The Japanese Cultural Heritage Project has partnered with Canon to create a visually identical copy of an ancient and priceless piece of Japanese art by combining a 4.2 gigapixel photo with the skills of artisans who practice ancient techniques .
The Tsuzuri Project
The Japanese Cultural Heritage Project, also known as the Tsuzuri project, is a joint effort of Canon and the Kyoto Culture Association (NPO) who have come together to create and donate a high-resolution facsimile of “Gods of Wind and Thunder” by Tawaraya Sotatsu. Originally created in the Japanese Edo period (18th century), the artwork is considered a definitive work of Japanese culture as the crowning achievement of the artist and is currently housed in the Kyoto National Museum. .
“Through the efforts of the Tsuzuri Project, the original works can be preserved in more ideal environments while their high-resolution facsimiles can be widely used for public display, allowing more people to experience the works in person,” says Canon.
The first reproduction of the work, made during Stage 4 of the Tsuzuri Project, was created in 2011 and has since been on display at Kenniji Temple.
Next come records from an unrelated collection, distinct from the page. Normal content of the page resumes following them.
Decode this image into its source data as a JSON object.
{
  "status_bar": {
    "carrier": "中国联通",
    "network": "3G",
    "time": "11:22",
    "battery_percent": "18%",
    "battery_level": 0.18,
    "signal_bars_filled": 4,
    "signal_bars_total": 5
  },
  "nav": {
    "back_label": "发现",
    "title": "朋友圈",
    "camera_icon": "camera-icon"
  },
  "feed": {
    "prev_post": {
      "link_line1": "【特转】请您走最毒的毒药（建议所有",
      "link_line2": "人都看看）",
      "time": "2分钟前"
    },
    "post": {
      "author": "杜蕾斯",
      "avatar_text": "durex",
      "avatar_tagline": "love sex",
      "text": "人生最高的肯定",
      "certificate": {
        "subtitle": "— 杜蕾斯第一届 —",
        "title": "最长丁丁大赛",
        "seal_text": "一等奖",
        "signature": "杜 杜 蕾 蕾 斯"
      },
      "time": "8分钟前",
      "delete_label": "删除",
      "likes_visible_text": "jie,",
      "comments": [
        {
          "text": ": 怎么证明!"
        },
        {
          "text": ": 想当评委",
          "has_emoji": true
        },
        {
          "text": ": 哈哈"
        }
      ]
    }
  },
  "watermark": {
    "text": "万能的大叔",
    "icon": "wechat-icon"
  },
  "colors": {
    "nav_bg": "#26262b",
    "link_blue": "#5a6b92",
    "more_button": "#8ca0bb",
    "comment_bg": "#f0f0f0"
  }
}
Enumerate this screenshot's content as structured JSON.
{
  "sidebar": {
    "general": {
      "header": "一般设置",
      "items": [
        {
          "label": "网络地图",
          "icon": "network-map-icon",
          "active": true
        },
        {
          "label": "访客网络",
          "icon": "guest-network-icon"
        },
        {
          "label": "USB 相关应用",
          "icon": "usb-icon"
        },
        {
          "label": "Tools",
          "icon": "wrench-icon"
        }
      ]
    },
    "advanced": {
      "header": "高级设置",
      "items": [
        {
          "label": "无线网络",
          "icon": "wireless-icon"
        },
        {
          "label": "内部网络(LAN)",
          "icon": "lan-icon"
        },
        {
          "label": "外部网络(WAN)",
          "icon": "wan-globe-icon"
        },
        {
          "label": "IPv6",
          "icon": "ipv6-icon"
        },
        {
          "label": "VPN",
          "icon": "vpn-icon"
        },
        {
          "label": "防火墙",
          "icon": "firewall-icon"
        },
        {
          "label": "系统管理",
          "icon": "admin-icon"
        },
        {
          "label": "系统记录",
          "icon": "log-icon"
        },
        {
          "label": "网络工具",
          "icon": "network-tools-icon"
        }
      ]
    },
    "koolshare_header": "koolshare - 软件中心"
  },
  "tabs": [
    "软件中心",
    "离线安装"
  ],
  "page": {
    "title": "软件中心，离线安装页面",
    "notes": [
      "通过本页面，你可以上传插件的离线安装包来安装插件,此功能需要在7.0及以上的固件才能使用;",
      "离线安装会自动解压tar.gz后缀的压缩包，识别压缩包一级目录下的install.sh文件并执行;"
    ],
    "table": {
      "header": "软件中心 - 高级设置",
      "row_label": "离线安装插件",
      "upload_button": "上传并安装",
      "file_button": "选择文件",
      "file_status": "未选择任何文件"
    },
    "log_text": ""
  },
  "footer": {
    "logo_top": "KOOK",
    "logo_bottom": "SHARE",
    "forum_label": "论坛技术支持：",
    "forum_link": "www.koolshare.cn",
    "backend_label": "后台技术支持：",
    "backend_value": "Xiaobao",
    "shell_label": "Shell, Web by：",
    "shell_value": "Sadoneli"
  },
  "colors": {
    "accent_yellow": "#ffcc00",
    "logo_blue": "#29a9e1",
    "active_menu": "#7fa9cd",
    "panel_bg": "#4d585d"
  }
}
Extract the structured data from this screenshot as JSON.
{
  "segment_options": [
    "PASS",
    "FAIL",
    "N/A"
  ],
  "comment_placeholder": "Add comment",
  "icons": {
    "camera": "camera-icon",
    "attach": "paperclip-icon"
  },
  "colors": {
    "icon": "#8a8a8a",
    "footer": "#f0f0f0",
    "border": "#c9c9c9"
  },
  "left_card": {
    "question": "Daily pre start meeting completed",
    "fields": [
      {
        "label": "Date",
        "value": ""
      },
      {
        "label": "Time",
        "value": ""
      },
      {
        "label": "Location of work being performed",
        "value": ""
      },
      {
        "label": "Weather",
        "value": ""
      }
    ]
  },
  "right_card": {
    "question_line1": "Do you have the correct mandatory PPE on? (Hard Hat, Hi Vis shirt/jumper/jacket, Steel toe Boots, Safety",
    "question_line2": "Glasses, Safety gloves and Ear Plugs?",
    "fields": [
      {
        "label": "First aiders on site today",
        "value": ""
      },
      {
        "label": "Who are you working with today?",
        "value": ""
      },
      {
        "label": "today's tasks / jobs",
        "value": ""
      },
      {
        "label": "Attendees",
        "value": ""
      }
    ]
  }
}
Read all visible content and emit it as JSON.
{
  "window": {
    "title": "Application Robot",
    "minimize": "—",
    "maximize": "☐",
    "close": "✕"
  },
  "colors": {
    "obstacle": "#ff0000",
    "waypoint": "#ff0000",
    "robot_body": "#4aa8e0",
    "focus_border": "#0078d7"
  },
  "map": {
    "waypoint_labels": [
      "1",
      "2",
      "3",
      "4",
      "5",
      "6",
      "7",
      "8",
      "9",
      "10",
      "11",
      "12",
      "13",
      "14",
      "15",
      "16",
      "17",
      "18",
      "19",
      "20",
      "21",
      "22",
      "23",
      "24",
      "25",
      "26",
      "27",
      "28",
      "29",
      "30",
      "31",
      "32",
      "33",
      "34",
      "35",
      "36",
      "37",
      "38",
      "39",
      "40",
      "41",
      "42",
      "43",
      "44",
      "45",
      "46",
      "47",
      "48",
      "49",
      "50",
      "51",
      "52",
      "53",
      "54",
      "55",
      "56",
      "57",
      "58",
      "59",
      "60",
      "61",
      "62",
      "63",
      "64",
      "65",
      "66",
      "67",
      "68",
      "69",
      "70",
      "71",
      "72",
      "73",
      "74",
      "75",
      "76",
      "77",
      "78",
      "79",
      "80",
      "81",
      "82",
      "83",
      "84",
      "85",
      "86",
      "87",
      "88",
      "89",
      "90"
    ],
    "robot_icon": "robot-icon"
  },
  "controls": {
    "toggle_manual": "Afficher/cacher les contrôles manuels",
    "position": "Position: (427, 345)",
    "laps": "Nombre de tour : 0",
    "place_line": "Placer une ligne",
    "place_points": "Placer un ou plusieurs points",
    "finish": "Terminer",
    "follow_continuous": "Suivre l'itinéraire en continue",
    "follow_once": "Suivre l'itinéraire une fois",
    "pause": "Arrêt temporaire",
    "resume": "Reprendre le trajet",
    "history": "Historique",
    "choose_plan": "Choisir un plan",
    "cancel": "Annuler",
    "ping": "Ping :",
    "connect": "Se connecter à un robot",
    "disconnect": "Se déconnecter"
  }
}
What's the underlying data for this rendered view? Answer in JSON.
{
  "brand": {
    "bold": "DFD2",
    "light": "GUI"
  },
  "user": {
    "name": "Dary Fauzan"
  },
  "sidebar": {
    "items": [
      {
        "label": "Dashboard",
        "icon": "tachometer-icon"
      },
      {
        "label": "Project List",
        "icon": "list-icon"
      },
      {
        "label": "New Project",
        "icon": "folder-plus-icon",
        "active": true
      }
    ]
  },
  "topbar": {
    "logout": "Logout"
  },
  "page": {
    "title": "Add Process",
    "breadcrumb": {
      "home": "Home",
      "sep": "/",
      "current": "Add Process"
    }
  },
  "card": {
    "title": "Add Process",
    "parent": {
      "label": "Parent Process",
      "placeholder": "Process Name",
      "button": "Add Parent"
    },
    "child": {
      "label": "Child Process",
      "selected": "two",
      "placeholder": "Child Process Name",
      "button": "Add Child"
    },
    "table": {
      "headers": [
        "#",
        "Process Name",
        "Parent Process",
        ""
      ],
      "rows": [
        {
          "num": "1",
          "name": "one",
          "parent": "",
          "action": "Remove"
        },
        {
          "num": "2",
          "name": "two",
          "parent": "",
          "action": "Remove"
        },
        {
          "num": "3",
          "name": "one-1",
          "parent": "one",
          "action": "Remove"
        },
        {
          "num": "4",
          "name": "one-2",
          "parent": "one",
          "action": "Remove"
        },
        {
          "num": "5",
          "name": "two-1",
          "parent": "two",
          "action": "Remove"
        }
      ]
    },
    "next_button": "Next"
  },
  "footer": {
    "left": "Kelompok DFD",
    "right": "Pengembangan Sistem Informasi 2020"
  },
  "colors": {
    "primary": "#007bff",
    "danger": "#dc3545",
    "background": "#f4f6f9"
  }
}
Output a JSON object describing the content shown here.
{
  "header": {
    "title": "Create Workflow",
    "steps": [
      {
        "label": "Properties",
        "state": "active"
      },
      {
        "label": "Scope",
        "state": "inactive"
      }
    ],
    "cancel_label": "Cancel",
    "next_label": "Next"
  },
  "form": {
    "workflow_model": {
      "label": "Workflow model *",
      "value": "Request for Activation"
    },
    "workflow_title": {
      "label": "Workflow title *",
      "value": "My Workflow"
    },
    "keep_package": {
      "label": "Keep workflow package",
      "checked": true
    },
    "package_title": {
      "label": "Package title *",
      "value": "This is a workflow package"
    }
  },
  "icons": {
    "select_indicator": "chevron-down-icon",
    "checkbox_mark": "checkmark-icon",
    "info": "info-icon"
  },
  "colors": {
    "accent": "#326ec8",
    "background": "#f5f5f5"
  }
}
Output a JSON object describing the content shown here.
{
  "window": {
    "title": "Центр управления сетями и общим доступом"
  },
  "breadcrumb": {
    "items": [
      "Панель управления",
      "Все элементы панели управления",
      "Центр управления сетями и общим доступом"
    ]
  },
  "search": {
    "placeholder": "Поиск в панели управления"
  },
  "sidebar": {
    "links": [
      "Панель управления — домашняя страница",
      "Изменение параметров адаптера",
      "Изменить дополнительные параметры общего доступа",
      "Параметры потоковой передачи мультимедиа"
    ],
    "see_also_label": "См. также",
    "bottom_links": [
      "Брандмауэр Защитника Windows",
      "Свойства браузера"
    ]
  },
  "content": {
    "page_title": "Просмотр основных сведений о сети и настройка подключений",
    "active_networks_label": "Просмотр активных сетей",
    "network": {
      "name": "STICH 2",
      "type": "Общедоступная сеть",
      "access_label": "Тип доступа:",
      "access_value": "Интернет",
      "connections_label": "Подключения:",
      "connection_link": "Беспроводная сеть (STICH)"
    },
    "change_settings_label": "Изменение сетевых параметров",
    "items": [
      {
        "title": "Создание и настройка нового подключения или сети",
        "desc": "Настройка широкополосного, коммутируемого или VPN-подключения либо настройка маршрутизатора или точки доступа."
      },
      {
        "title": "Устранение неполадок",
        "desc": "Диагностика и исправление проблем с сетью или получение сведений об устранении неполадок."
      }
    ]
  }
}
Now in Stage 14, Project Tsuzuri is taking advantage of advances in imaging technology to create an even higher resolution facsimile of the artwork that is even more accurate than the original.
To do this, the original artwork was first photographed in stages with a Canon EOS R5 and then combined to create a finished file of approximately 4.2 gigapixels in size.
In order to faithfully recreate the original
It’s very large but it’s far from the highest resolution art photo that has been made. This was recently done by the Rijksmuseum in Amsterdam, which published an interactive photo of Rembrandt’s work. night watch earlier this month to the tune of 717 gigapixels. Or The Tsuzuri Project differs in its aim of creating a replica of the original artwork that would be difficult to distinguish from the original, and the attention to both scanning the original photo recreating the overlaid gold leaf is unique to this project . The goals of each project are also quite different.
In this case, once the high-resolution image was captured, it was printed on a 12-ink Canon printer onto tissue paper, which is normally a problematic process. In order to replicate the actual look of the painting, the artisans – authentic Nishijin artisans, or “leaf” artists – carefully sized and applied gold leaf to the print and shaped it to reflect the original. Finally, the artwork was mounted by a separate set of master craftsmen on an authentic Japanese sliding door.
The twin screens of “The Wind and Thunder Gods” recreate the tonal variations, brushstrokes and texture of the original cultural assets as closely as possible. Canon’s advanced technologies, such as image capture technologies applied to create 4.2 billion pixels of ultra-high resolution data, image processing technology, printing technology and traditional skills of Japanese artisans have been combined to create unprecedented high resolution facsimiles. .
Canon claims that through its technical expertise in imaging, processing and production with the skilled craftsmanship of traditional Kyoto artisans, the original artwork has been recreated in exquisite detail, including clouds of light. dark ink on a background of golden paper, fine grains of pigment and delicate brushstrokes.
“Thanks to the improved accuracy of the color matching system independently developed by the project, high-precision color matching can be achieved in a short time, which helps reduce the wear and tear of the original artwork and makes it possible to production of more faithful high-resolution facsimiles,” the company says.
The high-resolution copy was donated to Kenniji Temple and is available to the public, helping to continue spreading education in Japan’s art history without endangering the original artwork, a risk inherent in exhibiting works of art in public.
Picture credits: Photos courtesy of Canon. Header image, photo “Gods of Wind and Thunder” by Tsuzuri Project. Original artwork by Tawaraya Sotatsu.